On this balanced note, the conversation turns to the growing significance of political risk in markets globally, including its apparent increase in some of the world’s most advanced and hitherto stable economies. Must populist pushing of a protectionist, anti-globalisation agenda now be seen as a genuine threat to capital flowing freely between markets?

The roundtable participants don’t believe so and speak optimistically about this aspect of the future. Brown’s view is this: “I think the trend towards global investment is unrelenting. Political sentiment around the world is moving against that a bit, and a lot of it relates back to the financial crisis, but I don’t sense that it’s going to gain momentum, there isn’t enough support behind it. And the capital market are so well entrenched now and so intertwined, I think it would almost be impossible to reverse, even if politicians did want to try.”

For de Run, the likelihood is that economic common sense will prevail. Using infrastructure financing in post-Brexit Britain as an example, he says: “There’s no way that the UK is going to enforce any kind of protectionism, least of all on the infra side. It cannot afford to. In fact, we feel like it’s going to have to swing towards an even more investor-friendly scenario, simply because the country needs a significant upgrade of its infrastructure. UK infrastructure needs £200 billion over the next 10 years, and with its fragmented pension system and a savings rate of 1 or 2 percent, unless there’s a step change in the way we save in this country, the funding will need to come from elsewhere.”

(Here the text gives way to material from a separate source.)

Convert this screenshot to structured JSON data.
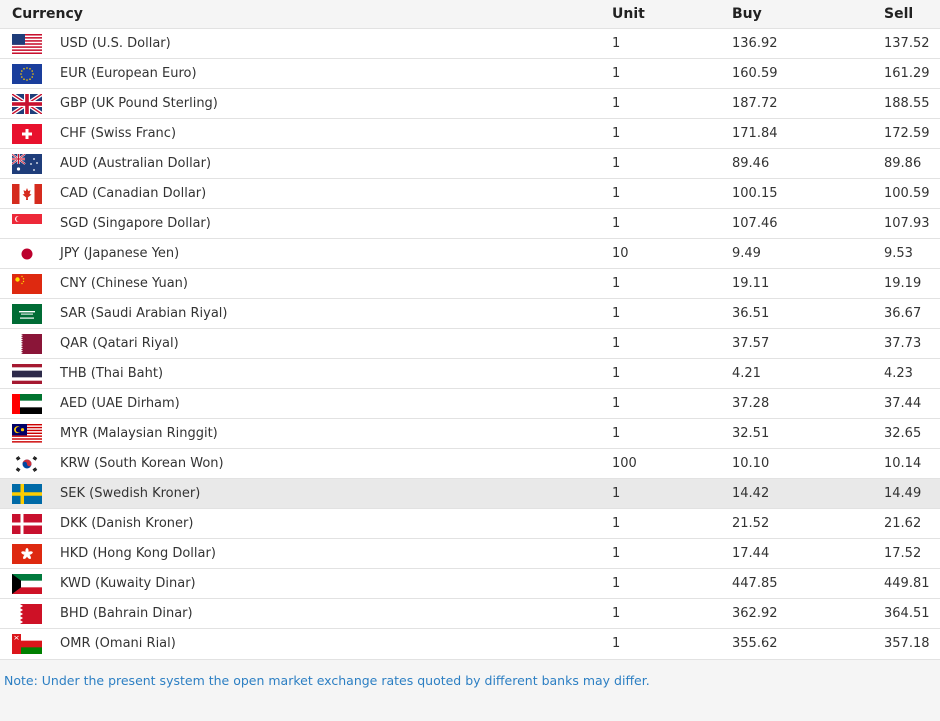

Neither will international investors want to turn their backs on Britain, as Lindauer asserts. In private equity, the country accounts for approximately a third of the European market, and the asset class is widely recognised as a well-established funding instrument for entrepreneurs. “We think this is here to stay,” says Lindauer. “We definitely would like to continue to invest.”